At one time he was restricting himself to a sandwich and a drink - and he can eat a horse at home! - because he was feeling pressured. Thankfully, this is no longer the case but he still checks what goes into his lunch box, ensuring things don't take too much time to chew!
Wales has for a long time been fighting to protect its first language and still some people 'resist' because English is somehow regarded as easier. Is it enough these days just to be able to speak the Queen's English?
I raise the issue because the importance of our languages - as we are, indeed, a multi-linguistic society - struck me today. Just look at the range of issues raised by contributors:
I love Carl's poem, Shakespeare's 21st Century Sonnet, particularly the line, "I hath no mule to mount, but hath a myspace© account."
But don't get Geraint started. As I mentioned in a previous blog, he reckons too much money is spent on preserving the Welsh language.
It's an interesting poser which has been raised by contributor Geraint who writes: "Hospitals closing in Wales at an increasing rate - due to lack of money. Much more money being spent on Welsh language signs, paperwork, education, etc. Given the choice wouldn't most people in Wales prefer the money to go to helping local hospitals to stay open?"
I suppose it's a question of priority but, as there is never enough money to spend on all the things we want, sometimes hard decisions have to be made. Obviously such a decision could never be taken by the decisionmakers, not least because cash is allocated to health and education from different budgets. But, if you were the Welsh First Minister or Prime Minister, where would you spend the public's money?
There will be no plots left at cemeteries in Denbighshire within the next few years, says a report going to the county council tomorrow. Plans had been put forward previously to create two new cemeteries but the costs were too great to pursue the idea. What do you reckon should be done?
http://icnorthwales.co.uk has a full report on the story saying Rhyl cemetery has only 73 plots available with 38 at Llanrhydd cemetery, Ruthin.
Wrexham Council has launched a new web section promoting its WebWalks which allows you to view and print off routes as well see and send in photos from the walks.
PS. You going on one of the Flintshire Cycle Challenge routes this weekend? Myself and friends are doing the 23 mile route [Sir y Fflint Bach] on the hills and tracks around Mold. An advance party scouted the route last weekend and, whilst taking in the scenery, managed to lose their way between Cilcain and Moel Arthur so go careful!
What confidence do you know have in Denbighshire Council's leading councillors after the leader and cabinet narrowly survived a vote of no confidence?
http://icnorthwales.co.uk has been following the story closely but we're curious to know what you think?
Does the use of CCTV cameras make you feel safe or paranoid? I pose the questions because contributor G has been in touch, angered about the number of cameras on Plas Madoc housing estate in Wrexham: "It's like something out of [George Orwell's]1984 for God's sake."

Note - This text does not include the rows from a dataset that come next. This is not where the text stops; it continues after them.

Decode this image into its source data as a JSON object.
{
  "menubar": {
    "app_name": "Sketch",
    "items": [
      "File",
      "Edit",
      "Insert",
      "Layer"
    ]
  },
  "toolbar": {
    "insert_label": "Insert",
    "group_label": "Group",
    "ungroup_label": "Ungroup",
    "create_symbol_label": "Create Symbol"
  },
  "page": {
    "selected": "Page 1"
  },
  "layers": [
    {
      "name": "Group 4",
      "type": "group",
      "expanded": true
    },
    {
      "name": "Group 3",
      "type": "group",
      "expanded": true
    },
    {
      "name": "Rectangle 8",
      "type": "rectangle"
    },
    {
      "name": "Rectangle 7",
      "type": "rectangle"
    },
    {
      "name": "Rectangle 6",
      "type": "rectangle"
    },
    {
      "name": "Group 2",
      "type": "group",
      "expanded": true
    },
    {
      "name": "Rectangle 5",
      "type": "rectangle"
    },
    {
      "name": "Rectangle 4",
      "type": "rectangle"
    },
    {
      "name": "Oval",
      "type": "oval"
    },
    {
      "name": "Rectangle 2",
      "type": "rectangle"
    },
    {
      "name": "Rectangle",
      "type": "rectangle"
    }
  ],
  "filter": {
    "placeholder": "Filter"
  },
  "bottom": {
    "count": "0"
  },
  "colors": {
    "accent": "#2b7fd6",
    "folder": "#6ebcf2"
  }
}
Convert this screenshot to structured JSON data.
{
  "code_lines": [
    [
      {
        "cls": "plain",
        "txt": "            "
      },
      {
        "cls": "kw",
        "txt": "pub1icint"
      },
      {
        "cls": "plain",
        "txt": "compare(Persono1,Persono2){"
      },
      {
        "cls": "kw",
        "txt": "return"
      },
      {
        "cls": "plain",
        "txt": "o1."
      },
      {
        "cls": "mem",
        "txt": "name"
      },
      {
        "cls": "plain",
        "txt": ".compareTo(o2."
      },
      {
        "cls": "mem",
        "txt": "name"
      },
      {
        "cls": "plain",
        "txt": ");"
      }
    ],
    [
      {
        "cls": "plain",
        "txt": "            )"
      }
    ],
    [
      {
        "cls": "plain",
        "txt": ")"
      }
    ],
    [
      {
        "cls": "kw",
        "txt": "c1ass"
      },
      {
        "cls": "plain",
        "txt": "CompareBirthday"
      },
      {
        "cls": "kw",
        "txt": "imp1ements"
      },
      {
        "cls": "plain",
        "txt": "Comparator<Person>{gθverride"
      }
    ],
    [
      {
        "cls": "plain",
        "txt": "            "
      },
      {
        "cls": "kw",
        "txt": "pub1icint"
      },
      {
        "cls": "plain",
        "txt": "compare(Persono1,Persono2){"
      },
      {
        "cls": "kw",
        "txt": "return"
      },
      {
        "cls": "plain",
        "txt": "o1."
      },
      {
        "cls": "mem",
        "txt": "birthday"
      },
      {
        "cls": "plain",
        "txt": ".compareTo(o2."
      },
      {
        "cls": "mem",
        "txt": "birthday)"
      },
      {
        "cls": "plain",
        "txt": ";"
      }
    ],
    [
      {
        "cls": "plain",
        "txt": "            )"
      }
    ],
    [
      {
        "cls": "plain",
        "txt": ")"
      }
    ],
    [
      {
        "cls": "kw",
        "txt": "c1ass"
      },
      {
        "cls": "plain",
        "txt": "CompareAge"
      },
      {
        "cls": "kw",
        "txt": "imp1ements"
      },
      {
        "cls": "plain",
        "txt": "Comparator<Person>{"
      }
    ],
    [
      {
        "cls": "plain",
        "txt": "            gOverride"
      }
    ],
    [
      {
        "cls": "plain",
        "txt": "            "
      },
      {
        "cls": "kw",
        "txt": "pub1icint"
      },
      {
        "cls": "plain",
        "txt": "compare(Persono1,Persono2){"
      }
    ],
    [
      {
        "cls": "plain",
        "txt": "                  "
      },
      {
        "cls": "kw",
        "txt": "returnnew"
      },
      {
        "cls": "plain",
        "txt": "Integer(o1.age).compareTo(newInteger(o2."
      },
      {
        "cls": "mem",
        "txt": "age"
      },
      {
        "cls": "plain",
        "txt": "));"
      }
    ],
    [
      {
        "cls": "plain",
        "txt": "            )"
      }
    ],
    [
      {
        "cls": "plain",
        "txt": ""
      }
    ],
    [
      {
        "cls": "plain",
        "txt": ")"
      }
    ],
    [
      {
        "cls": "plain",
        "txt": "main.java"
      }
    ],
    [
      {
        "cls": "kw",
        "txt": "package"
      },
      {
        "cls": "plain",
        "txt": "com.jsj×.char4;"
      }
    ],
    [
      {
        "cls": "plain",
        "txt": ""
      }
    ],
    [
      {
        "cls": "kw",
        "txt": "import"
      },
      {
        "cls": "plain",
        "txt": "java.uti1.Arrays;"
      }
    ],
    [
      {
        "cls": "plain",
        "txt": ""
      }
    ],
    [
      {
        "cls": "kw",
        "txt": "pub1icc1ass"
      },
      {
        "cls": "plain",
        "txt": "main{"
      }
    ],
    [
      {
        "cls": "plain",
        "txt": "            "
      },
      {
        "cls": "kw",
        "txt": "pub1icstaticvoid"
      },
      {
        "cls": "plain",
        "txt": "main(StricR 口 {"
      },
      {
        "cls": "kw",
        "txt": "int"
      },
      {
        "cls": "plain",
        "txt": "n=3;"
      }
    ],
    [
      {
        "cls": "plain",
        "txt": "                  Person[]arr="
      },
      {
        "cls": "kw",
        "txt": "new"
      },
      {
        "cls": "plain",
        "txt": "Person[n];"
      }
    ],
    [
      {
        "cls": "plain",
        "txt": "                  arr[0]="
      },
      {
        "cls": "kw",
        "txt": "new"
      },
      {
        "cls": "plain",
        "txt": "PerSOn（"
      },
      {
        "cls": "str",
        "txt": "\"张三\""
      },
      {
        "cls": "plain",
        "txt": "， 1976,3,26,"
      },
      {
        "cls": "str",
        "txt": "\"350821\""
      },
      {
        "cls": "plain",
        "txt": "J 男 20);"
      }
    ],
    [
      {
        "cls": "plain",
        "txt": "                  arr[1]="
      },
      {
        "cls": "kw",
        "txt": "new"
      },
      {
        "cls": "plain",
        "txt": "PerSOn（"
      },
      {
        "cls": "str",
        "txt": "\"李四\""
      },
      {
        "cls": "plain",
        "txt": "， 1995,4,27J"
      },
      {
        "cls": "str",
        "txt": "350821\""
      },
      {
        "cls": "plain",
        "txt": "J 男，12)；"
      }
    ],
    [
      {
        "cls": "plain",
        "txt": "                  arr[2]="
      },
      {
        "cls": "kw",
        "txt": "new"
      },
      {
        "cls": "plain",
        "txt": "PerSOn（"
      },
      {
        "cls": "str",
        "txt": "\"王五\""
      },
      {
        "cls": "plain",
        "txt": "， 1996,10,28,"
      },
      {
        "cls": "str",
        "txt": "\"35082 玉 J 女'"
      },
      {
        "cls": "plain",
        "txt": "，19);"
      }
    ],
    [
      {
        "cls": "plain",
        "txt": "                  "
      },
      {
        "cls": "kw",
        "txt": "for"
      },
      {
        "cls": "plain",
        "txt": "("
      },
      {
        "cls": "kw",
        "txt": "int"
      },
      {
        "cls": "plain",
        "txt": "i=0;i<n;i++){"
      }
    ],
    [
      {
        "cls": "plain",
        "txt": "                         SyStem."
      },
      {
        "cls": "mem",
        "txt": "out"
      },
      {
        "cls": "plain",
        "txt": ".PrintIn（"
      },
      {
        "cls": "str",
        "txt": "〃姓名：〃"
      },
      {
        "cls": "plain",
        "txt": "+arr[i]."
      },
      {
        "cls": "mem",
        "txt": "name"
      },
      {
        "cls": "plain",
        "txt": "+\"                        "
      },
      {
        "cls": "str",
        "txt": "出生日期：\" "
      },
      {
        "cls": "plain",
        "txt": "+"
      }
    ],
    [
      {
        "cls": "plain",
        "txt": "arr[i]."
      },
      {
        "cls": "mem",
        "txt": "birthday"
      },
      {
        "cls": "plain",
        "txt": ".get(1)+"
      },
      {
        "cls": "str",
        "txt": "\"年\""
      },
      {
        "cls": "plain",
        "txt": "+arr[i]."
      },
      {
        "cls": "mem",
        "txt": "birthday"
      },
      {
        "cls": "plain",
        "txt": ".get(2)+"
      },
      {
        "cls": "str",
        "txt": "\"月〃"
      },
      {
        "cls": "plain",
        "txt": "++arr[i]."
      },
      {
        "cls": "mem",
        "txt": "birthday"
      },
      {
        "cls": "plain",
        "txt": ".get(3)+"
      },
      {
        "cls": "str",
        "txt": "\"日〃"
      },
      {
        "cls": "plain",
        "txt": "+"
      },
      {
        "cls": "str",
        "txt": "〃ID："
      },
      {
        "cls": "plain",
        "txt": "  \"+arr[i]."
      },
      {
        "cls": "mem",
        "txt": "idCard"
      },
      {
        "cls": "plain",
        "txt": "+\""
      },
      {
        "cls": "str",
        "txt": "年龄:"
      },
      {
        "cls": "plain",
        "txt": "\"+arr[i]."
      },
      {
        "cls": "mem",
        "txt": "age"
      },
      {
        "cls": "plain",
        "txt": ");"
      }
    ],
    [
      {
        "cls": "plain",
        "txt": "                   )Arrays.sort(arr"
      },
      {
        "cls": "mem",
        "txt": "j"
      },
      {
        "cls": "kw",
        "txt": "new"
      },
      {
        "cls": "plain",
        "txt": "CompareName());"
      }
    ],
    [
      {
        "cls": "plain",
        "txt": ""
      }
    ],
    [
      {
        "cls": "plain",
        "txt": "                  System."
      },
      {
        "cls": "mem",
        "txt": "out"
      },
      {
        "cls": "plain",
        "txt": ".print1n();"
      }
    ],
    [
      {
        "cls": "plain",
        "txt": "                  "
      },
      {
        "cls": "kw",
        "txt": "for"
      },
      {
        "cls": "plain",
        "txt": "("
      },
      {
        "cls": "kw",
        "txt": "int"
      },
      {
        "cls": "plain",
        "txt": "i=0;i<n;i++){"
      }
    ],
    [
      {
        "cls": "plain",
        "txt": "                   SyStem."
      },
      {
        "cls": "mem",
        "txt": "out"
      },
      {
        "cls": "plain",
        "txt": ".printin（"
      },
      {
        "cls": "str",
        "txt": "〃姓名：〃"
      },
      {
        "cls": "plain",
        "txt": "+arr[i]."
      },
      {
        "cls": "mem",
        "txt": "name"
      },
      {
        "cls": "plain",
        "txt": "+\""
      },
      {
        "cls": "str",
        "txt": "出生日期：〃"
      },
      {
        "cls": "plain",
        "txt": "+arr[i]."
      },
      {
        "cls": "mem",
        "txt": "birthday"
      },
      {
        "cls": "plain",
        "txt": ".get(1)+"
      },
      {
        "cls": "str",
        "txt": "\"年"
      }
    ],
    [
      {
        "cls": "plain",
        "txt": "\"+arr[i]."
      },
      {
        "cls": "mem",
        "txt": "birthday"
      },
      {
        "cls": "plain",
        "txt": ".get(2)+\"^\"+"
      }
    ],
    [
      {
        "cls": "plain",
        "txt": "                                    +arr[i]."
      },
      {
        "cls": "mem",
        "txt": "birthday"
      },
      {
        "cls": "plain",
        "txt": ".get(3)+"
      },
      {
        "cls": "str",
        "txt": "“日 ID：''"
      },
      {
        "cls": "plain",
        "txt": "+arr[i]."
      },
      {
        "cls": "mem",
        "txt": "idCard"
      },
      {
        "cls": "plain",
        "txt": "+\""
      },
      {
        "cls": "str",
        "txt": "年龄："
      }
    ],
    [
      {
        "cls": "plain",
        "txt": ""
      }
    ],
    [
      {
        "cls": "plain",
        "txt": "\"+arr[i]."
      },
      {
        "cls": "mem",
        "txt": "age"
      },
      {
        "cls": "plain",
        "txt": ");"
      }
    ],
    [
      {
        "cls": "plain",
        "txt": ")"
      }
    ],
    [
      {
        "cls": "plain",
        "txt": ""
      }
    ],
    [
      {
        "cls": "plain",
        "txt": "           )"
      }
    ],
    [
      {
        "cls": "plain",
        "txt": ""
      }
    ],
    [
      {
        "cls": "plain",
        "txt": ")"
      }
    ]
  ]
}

Yes, I guess it can make you feel like Big Brother is watching your every move. But isn't it better to have someone watching your back, especially if you have nothing to hide?
I must admit they do make me feel a little paranoid, like going through airport Customs with nothing to declare but feeling like I'm some kind of drugs baron.
I noticed a camera on the high street in Flint following a group of tracksuit and baseball cap-clad teens - they weren't doing anything but it was following them just in case. Was that right? Were they deemed guilty until proven innocent?
The next time you spot a camera on the high street, see who it follows - and make up your own mind. You never know, it might be watching you!